“Most of today's operating systems run in their 64-bit versions to take full advantage of the CPU capabilities and to be able to handle more than 4GB of RAM. The accelerated transition from 32-bit to 64-bit operating systems is strictly related to the massive migration to new hardware,” he said.
Alexander Sevtsov, senior malware analyst at Lastline, told SC that hackers are developing 64-bit malware to evade traditional AV-based detections that are looking for specific x86 instructions.
“Traditional AV products are able to emulate and virtualise code only for x86 architecture and some sandboxes only support x86 OSs. Hackers are becoming smarter and are writing malware that learns to avoid these traditional security systems. Today's malware is often playing a game of deception: they are programmed to display very different behaviours depending on the environment [in which] they are executing,” he said.

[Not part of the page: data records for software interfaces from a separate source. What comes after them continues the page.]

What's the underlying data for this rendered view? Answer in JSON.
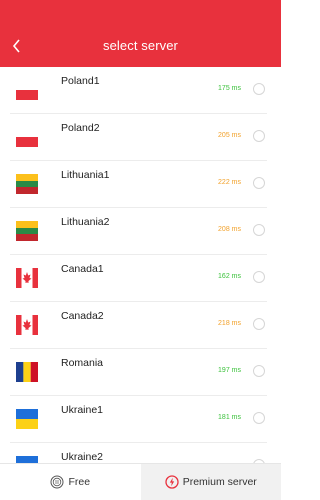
{
  "header": {
    "title": "select server"
  },
  "servers": [
    {
      "name": "Poland1",
      "ping": "175 ms",
      "ping_color": "#3bc23b",
      "flag": "poland-flag-icon"
    },
    {
      "name": "Poland2",
      "ping": "205 ms",
      "ping_color": "#f2a12a",
      "flag": "poland-flag-icon"
    },
    {
      "name": "Lithuania1",
      "ping": "222 ms",
      "ping_color": "#f2a12a",
      "flag": "lithuania-flag-icon"
    },
    {
      "name": "Lithuania2",
      "ping": "208 ms",
      "ping_color": "#f2a12a",
      "flag": "lithuania-flag-icon"
    },
    {
      "name": "Canada1",
      "ping": "162 ms",
      "ping_color": "#3bc23b",
      "flag": "canada-flag-icon"
    },
    {
      "name": "Canada2",
      "ping": "218 ms",
      "ping_color": "#f2a12a",
      "flag": "canada-flag-icon"
    },
    {
      "name": "Romania",
      "ping": "197 ms",
      "ping_color": "#3bc23b",
      "flag": "romania-flag-icon"
    },
    {
      "name": "Ukraine1",
      "ping": "181 ms",
      "ping_color": "#3bc23b",
      "flag": "ukraine-flag-icon"
    },
    {
      "name": "Ukraine2",
      "ping": "",
      "ping_color": "#3bc23b",
      "flag": "ukraine-flag-icon"
    }
  ],
  "tabs": {
    "free_label": "Free",
    "premium_label": "Premium server"
  },
  "colors": {
    "brand": "#e8313d",
    "ping_good": "#3bc23b",
    "ping_warn": "#f2a12a"
  }
}
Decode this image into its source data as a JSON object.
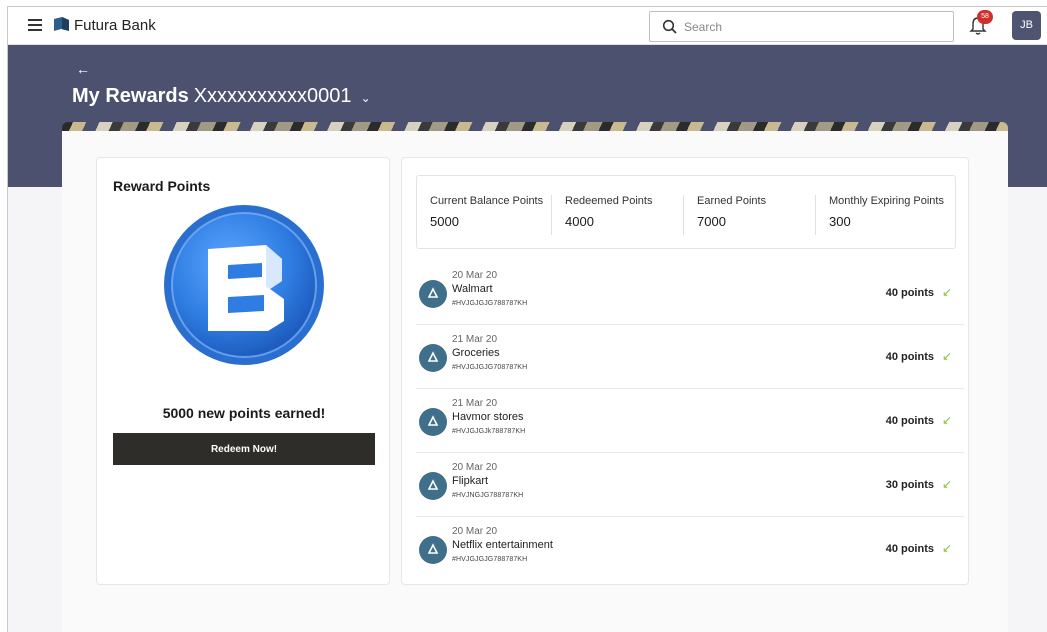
{
  "header": {
    "brand": "Futura Bank",
    "search_placeholder": "Search",
    "notification_count": "58",
    "user_initials": "JB"
  },
  "hero": {
    "back_symbol": "←",
    "title": "My Rewards",
    "account": "Xxxxxxxxxxx0001",
    "chevron": "⌄"
  },
  "reward_card": {
    "title": "Reward Points",
    "message": "5000 new points earned!",
    "button_label": "Redeem Now!"
  },
  "stats": [
    {
      "label": "Current Balance Points",
      "value": "5000"
    },
    {
      "label": "Redeemed Points",
      "value": "4000"
    },
    {
      "label": "Earned Points",
      "value": "7000"
    },
    {
      "label": "Monthly Expiring Points",
      "value": "300"
    }
  ],
  "transactions": [
    {
      "date": "20 Mar 20",
      "name": "Walmart",
      "ref": "#HVJGJGJG788787KH",
      "points": "40 points"
    },
    {
      "date": "21 Mar 20",
      "name": "Groceries",
      "ref": "#HVJGJGJG708787KH",
      "points": "40 points"
    },
    {
      "date": "21 Mar 20",
      "name": "Havmor stores",
      "ref": "#HVJGJGJk788787KH",
      "points": "40 points"
    },
    {
      "date": "20 Mar 20",
      "name": "Flipkart",
      "ref": "#HVJNGJG788787KH",
      "points": "30 points"
    },
    {
      "date": "20 Mar 20",
      "name": "Netflix entertainment",
      "ref": "#HVJGJGJG788787KH",
      "points": "40 points"
    }
  ],
  "transaction_arrow": "↙",
  "colors": {
    "hero_bg": "#4d5170",
    "button_bg": "#2f2d2a",
    "badge": "#d0302c",
    "arrow": "#8fbf3f",
    "coin": "#2f7de2"
  },
  "icons": [
    "menu-icon",
    "bank-logo-icon",
    "search-icon",
    "bell-icon",
    "back-arrow-icon",
    "coin-logo-icon",
    "merchant-icon",
    "earned-arrow-icon"
  ]
}
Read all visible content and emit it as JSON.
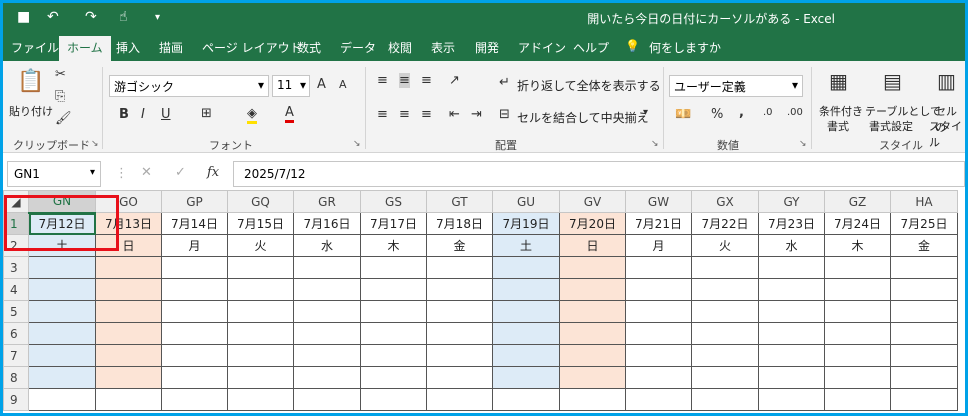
{
  "titlebar": {
    "title": "開いたら今日の日付にカーソルがある  -  Excel"
  },
  "menu": [
    "ファイル",
    "ホーム",
    "挿入",
    "描画",
    "ページ レイアウト",
    "数式",
    "データ",
    "校閲",
    "表示",
    "開発",
    "アドイン",
    "ヘルプ",
    "何をしますか"
  ],
  "ribbon": {
    "paste": "貼り付け",
    "clipboard": "クリップボード",
    "font_name": "游ゴシック",
    "font_size": "11",
    "font_group": "フォント",
    "wrap_text": "折り返して全体を表示する",
    "merge_center": "セルを結合して中央揃え",
    "alignment_group": "配置",
    "number_format": "ユーザー定義",
    "number_group": "数値",
    "cond_format": "条件付き",
    "cond_format2": "書式",
    "table_format": "テーブルとして",
    "table_format2": "書式設定",
    "cell_style": "セルの",
    "cell_style2": "スタイル",
    "styles_group": "スタイル",
    "bold": "B",
    "italic": "I",
    "underline": "U",
    "font_color": "A",
    "percent": "%",
    "comma": ","
  },
  "formula": {
    "namebox": "GN1",
    "fx": "fx",
    "value": "2025/7/12"
  },
  "columns": [
    "GN",
    "GO",
    "GP",
    "GQ",
    "GR",
    "GS",
    "GT",
    "GU",
    "GV",
    "GW",
    "GX",
    "GY",
    "GZ",
    "HA"
  ],
  "dates": [
    "7月12日",
    "7月13日",
    "7月14日",
    "7月15日",
    "7月16日",
    "7月17日",
    "7月18日",
    "7月19日",
    "7月20日",
    "7月21日",
    "7月22日",
    "7月23日",
    "7月24日",
    "7月25日"
  ],
  "weekdays": [
    "土",
    "日",
    "月",
    "火",
    "水",
    "木",
    "金",
    "土",
    "日",
    "月",
    "火",
    "水",
    "木",
    "金"
  ],
  "rows": [
    "1",
    "2",
    "3",
    "4",
    "5",
    "6",
    "7",
    "8",
    "9"
  ]
}
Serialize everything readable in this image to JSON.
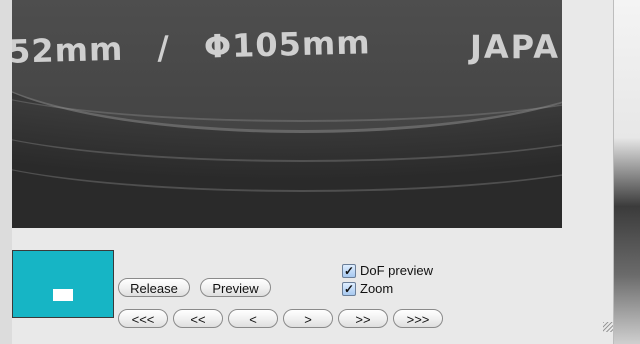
{
  "preview": {
    "lens_text_left": "52mm",
    "lens_text_slash": "/",
    "lens_text_filter": "Φ105mm",
    "lens_text_brand": "JAPA"
  },
  "buttons": {
    "release": "Release",
    "preview": "Preview",
    "nav_far_back": "<<<",
    "nav_back": "<<",
    "nav_step_back": "<",
    "nav_step_forward": ">",
    "nav_forward": ">>",
    "nav_far_forward": ">>>"
  },
  "options": {
    "dof_preview": {
      "label": "DoF preview",
      "checked": true
    },
    "zoom": {
      "label": "Zoom",
      "checked": true
    }
  },
  "colors": {
    "thumbnail_background": "#16b5c5",
    "thumbnail_marker": "#ffffff"
  },
  "icons": {
    "checkmark": "check-icon",
    "resize": "resize-grip-icon"
  }
}
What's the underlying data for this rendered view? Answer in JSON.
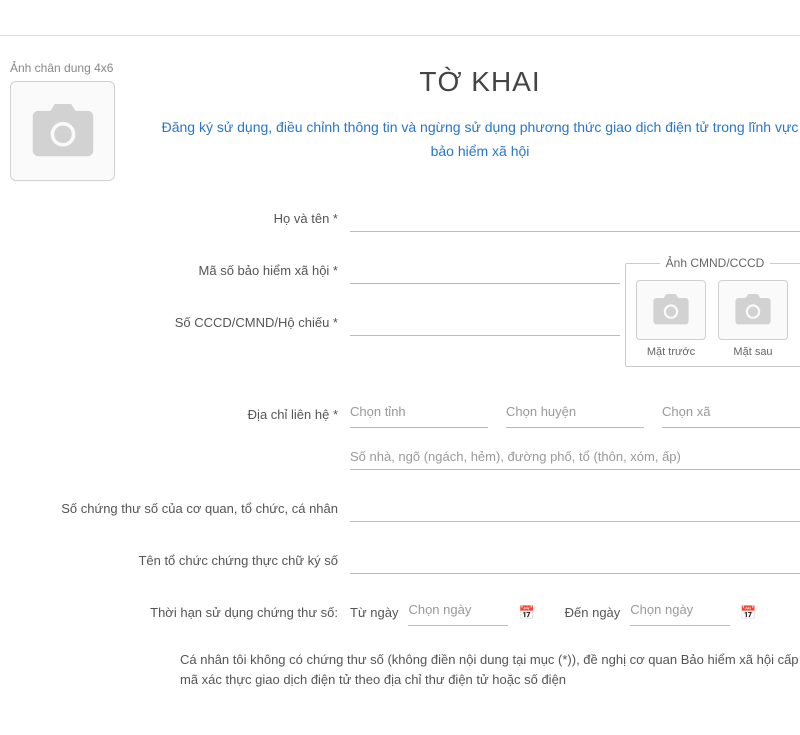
{
  "portrait": {
    "label": "Ảnh chân dung 4x6"
  },
  "title": {
    "main": "TỜ KHAI",
    "subtitle": "Đăng ký sử dụng, điều chỉnh thông tin và ngừng sử dụng phương thức giao dịch điện tử trong lĩnh vực bảo hiểm xã hội"
  },
  "labels": {
    "fullname": "Họ và tên *",
    "insurance_no": "Mã số bảo hiểm xã hội *",
    "id_no": "Số CCCD/CMND/Hộ chiếu *",
    "address": "Địa chỉ liên hệ *",
    "cert_no": "Số chứng thư số của cơ quan, tổ chức, cá nhân",
    "cert_org": "Tên tổ chức chứng thực chữ ký số",
    "cert_validity": "Thời hạn sử dụng chứng thư số:"
  },
  "id_photo": {
    "legend": "Ảnh CMND/CCCD",
    "front": "Mặt trước",
    "back": "Mặt sau"
  },
  "address": {
    "province_placeholder": "Chọn tỉnh",
    "district_placeholder": "Chọn huyện",
    "ward_placeholder": "Chọn xã",
    "detail_placeholder": "Số nhà, ngõ (ngách, hẻm), đường phố, tổ (thôn, xóm, ấp)"
  },
  "dates": {
    "from_label": "Từ ngày",
    "to_label": "Đến ngày",
    "placeholder": "Chọn ngày"
  },
  "footer": "Cá nhân tôi không có chứng thư số (không điền nội dung tại mục (*)), đề nghị cơ quan Bảo hiểm xã hội cấp mã xác thực giao dịch điện tử theo địa chỉ thư điện tử hoặc số điện"
}
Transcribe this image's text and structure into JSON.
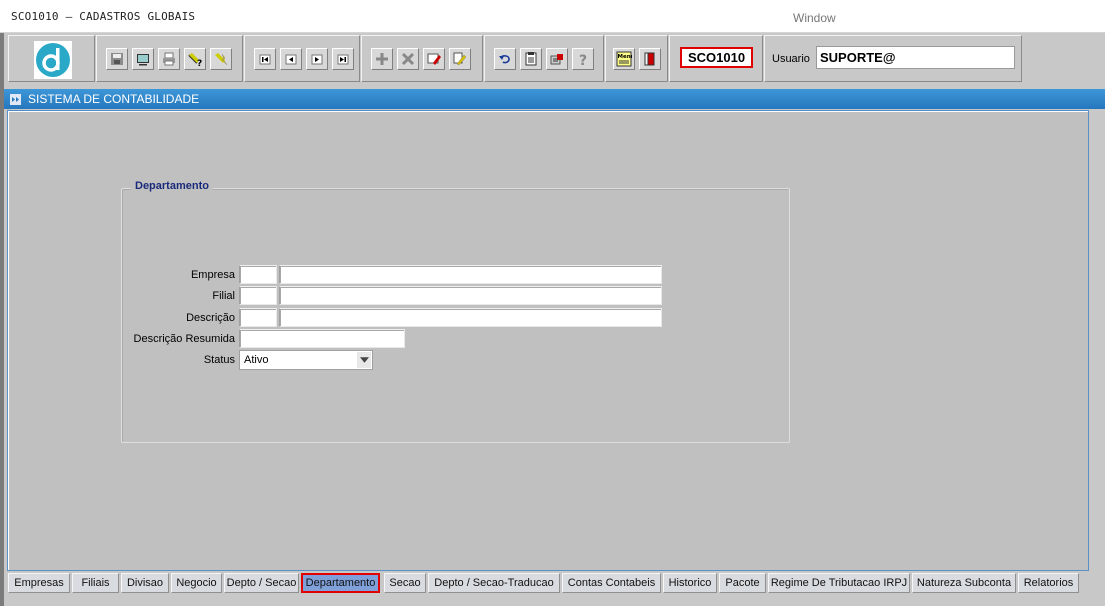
{
  "window": {
    "title": "SCO1010 – CADASTROS GLOBAIS",
    "window_menu": "Window"
  },
  "toolbar": {
    "form_code": "SCO1010",
    "user_label": "Usuario",
    "user_value": "SUPORTE@",
    "buttons": [
      "save-icon",
      "screen-icon",
      "print-icon",
      "query-icon",
      "execute-query-icon",
      "first-record-icon",
      "previous-record-icon",
      "next-record-icon",
      "last-record-icon",
      "insert-record-icon",
      "delete-record-icon",
      "edit-icon",
      "clear-icon",
      "undo-icon",
      "list-icon",
      "help-icon",
      "question-icon",
      "menu-icon",
      "exit-icon"
    ]
  },
  "app": {
    "title": "SISTEMA DE CONTABILIDADE"
  },
  "form": {
    "section_title": "Departamento",
    "fields": {
      "empresa_label": "Empresa",
      "filial_label": "Filial",
      "descricao_label": "Descrição",
      "descricao_resumida_label": "Descrição Resumida",
      "status_label": "Status",
      "status_value": "Ativo"
    }
  },
  "tabs": [
    {
      "label": "Empresas",
      "active": false
    },
    {
      "label": "Filiais",
      "active": false
    },
    {
      "label": "Divisao",
      "active": false
    },
    {
      "label": "Negocio",
      "active": false
    },
    {
      "label": "Depto / Secao",
      "active": false
    },
    {
      "label": "Departamento",
      "active": true
    },
    {
      "label": "Secao",
      "active": false
    },
    {
      "label": "Depto / Secao-Traducao",
      "active": false
    },
    {
      "label": "Contas Contabeis",
      "active": false
    },
    {
      "label": "Historico",
      "active": false
    },
    {
      "label": "Pacote",
      "active": false
    },
    {
      "label": "Regime De Tributacao IRPJ",
      "active": false
    },
    {
      "label": "Natureza Subconta",
      "active": false
    },
    {
      "label": "Relatorios",
      "active": false
    }
  ],
  "colors": {
    "accent_blue": "#2d82c7",
    "highlight_red": "#e00000",
    "active_tab": "#7fa0d8"
  }
}
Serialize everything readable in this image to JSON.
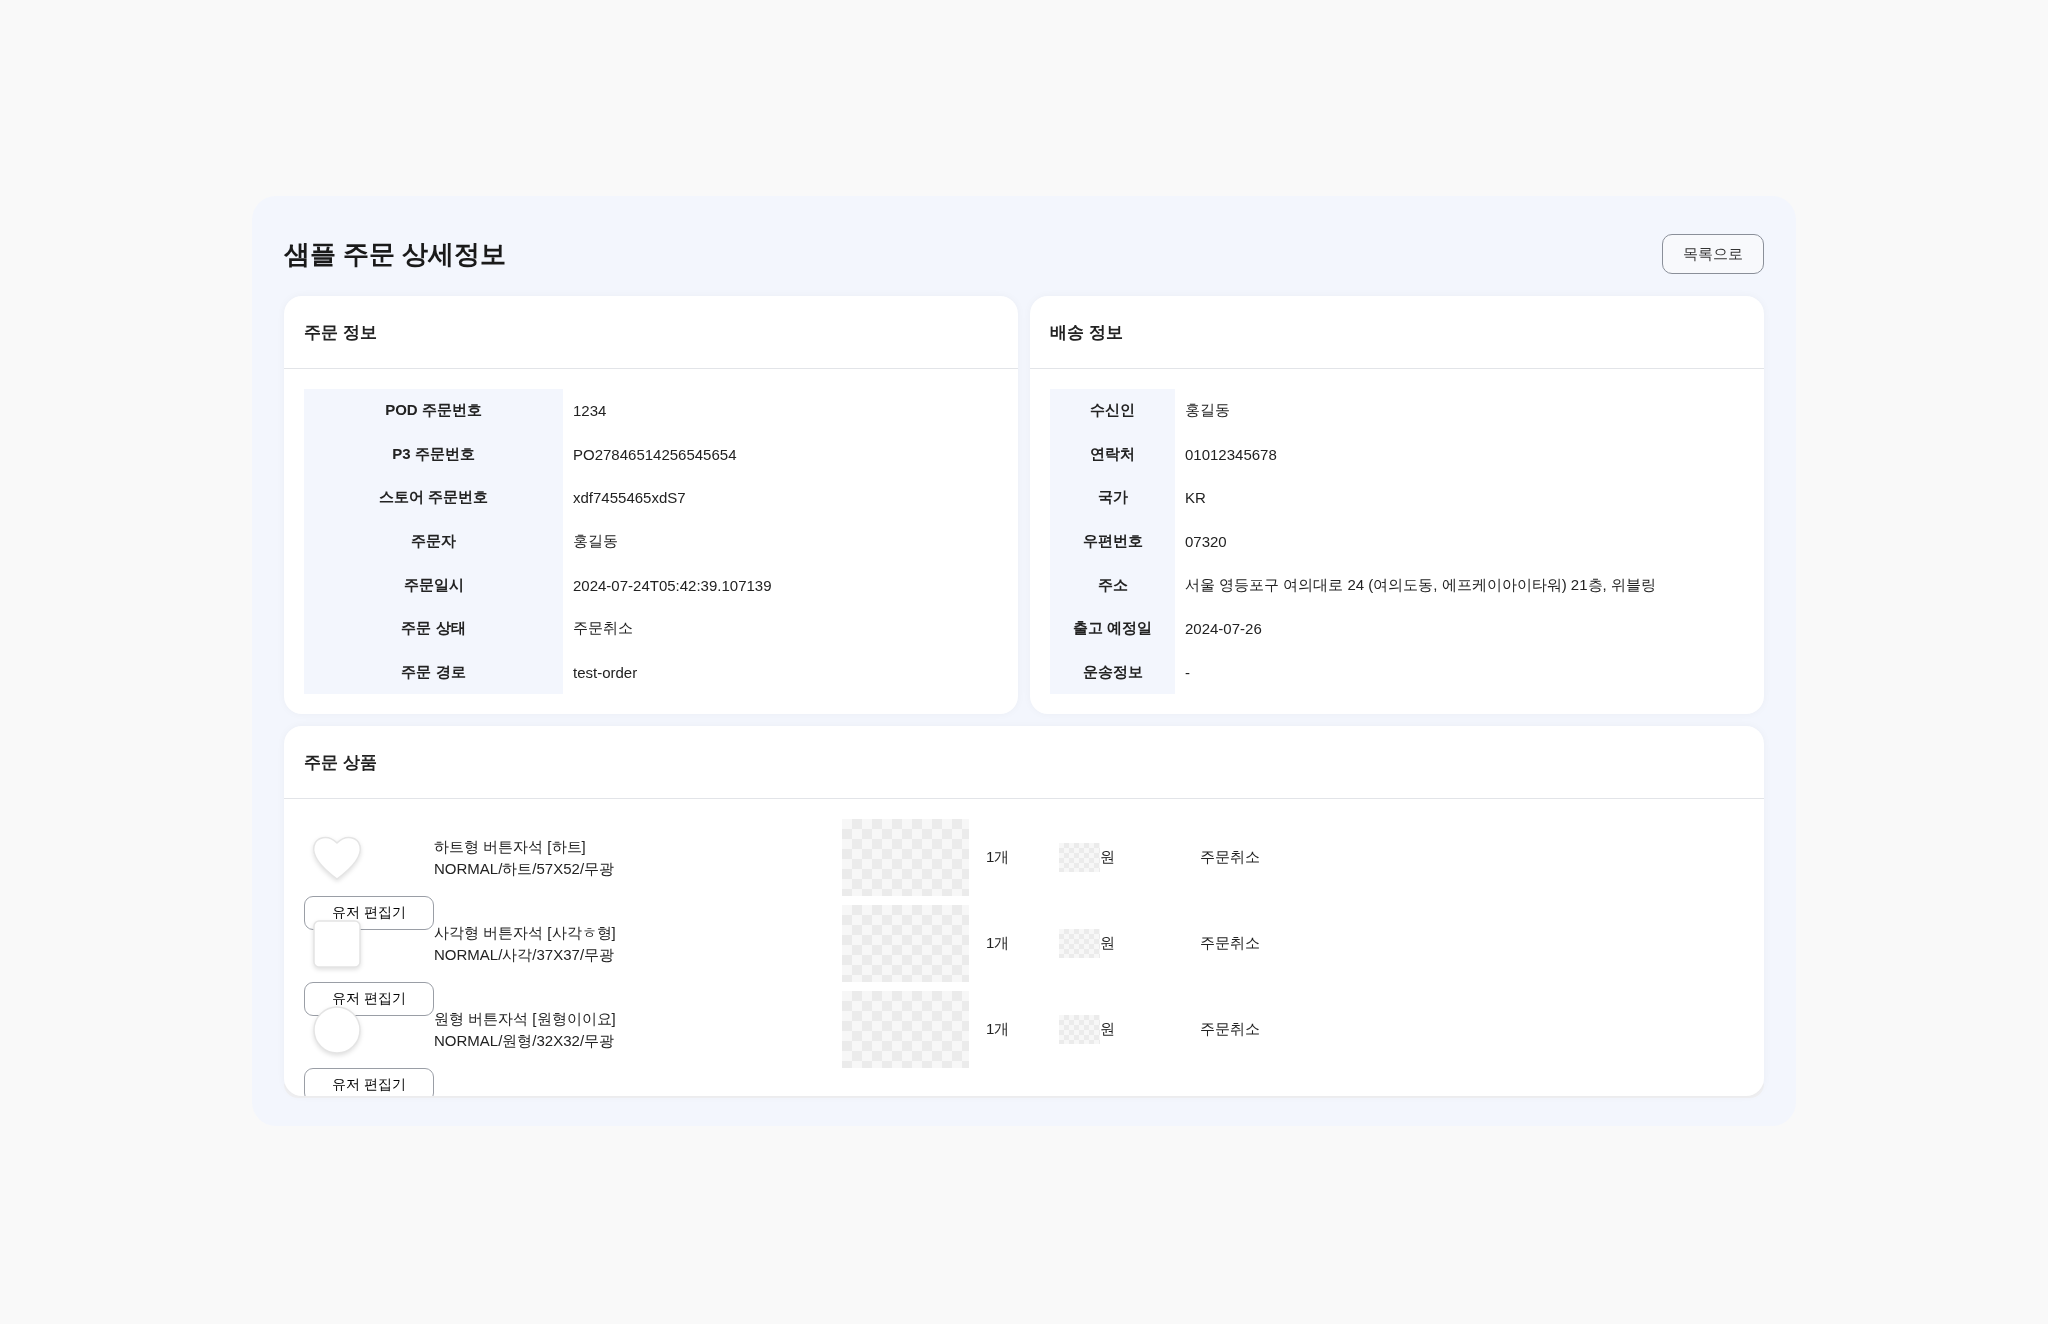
{
  "page": {
    "title": "샘플 주문 상세정보",
    "back_button": "목록으로"
  },
  "order_info": {
    "title": "주문 정보",
    "rows": [
      {
        "label": "POD 주문번호",
        "value": "1234"
      },
      {
        "label": "P3 주문번호",
        "value": "PO27846514256545654"
      },
      {
        "label": "스토어 주문번호",
        "value": "xdf7455465xdS7"
      },
      {
        "label": "주문자",
        "value": "홍길동"
      },
      {
        "label": "주문일시",
        "value": "2024-07-24T05:42:39.107139"
      },
      {
        "label": "주문 상태",
        "value": "주문취소"
      },
      {
        "label": "주문 경로",
        "value": "test-order"
      }
    ]
  },
  "shipping_info": {
    "title": "배송 정보",
    "rows": [
      {
        "label": "수신인",
        "value": "홍길동"
      },
      {
        "label": "연락처",
        "value": "01012345678"
      },
      {
        "label": "국가",
        "value": "KR"
      },
      {
        "label": "우편번호",
        "value": "07320"
      },
      {
        "label": "주소",
        "value": "서울 영등포구 여의대로 24 (여의도동, 에프케이아이타워) 21층, 위블링"
      },
      {
        "label": "출고 예정일",
        "value": "2024-07-26"
      },
      {
        "label": "운송정보",
        "value": "-"
      }
    ]
  },
  "products": {
    "title": "주문 상품",
    "items": [
      {
        "kind": "heart",
        "name": "하트형 버튼자석 [하트]",
        "option": "NORMAL/하트/57X52/무광",
        "quantity": "1개",
        "price_unit": "원",
        "status": "주문취소",
        "button": "유저 편집기"
      },
      {
        "kind": "square",
        "name": "사각형 버튼자석 [사각ㅎ형]",
        "option": "NORMAL/사각/37X37/무광",
        "quantity": "1개",
        "price_unit": "원",
        "status": "주문취소",
        "button": "유저 편집기"
      },
      {
        "kind": "circle",
        "name": "원형 버튼자석 [원형이이요]",
        "option": "NORMAL/원형/32X32/무광",
        "quantity": "1개",
        "price_unit": "원",
        "status": "주문취소",
        "button": "유저 편집기"
      }
    ]
  }
}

Paul Calatayud, chief technology officer at FireMon, told SC that there are two advantages for hackers to deploy 64-bit malware.
“First, they have access to more popular applications. Second, according to recent antivirus benchmarking, 64-bit malware has a higher chance of going undetected with current antivirus signatures that focus on looking in 32-bit neighbours for malware,” he said.
David Kennerley, director of threat research at Webroot, told SC that mitigation is simple.
“Treat 64-bit malware like any other possible threat,” he said. “Invest in a credible threat intelligence platform, understand your organisation's risk tolerance level and plan accordingly. Be smart and be alert. Keep systems up-to-date, understand what devices need an internet connection, review user permissions and privileges, create and execute a backup strategy. But mostly importantly continue to educate your users about cyber dangers, and test your incident response and disaster recovery plans regularly.”